▶ **Exercise objective**
Check each line of the listing for the string "JSON". Copy those where it appears.

[Exercise materials Boundary: Start]

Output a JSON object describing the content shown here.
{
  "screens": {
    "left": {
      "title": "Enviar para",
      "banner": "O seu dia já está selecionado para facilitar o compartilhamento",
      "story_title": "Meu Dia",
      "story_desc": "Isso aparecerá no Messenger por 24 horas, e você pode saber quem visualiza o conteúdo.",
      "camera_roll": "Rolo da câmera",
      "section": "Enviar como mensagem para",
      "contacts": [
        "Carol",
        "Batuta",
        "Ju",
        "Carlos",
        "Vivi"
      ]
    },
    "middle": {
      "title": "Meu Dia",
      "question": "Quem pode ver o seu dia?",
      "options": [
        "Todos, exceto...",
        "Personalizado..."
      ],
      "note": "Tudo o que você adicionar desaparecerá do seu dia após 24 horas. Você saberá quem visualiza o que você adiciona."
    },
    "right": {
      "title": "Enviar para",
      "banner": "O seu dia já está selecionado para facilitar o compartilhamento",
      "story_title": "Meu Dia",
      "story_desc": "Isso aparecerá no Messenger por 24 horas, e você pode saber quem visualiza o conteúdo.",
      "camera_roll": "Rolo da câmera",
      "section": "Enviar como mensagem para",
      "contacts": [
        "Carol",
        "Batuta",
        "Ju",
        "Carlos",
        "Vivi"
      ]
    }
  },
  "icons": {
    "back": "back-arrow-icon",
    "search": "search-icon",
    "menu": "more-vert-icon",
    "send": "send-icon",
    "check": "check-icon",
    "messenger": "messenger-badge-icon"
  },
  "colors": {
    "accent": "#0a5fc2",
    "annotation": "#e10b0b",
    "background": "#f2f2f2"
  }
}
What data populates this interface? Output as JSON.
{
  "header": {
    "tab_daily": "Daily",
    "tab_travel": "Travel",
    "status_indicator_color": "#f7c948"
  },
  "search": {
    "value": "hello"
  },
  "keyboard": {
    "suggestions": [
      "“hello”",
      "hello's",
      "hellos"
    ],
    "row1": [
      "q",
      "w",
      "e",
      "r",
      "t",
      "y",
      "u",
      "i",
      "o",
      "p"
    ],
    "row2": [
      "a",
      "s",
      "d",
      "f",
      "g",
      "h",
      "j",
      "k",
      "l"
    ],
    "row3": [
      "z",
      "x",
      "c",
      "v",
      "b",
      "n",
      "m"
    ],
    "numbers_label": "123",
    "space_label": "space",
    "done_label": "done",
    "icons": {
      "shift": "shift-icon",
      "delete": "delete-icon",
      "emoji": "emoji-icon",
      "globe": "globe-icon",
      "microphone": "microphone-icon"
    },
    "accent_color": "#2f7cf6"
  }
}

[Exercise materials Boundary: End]

▶ **Exercise answer**
Output a JSON object describing the content shown here.
What data populates this interface? Output as JSON.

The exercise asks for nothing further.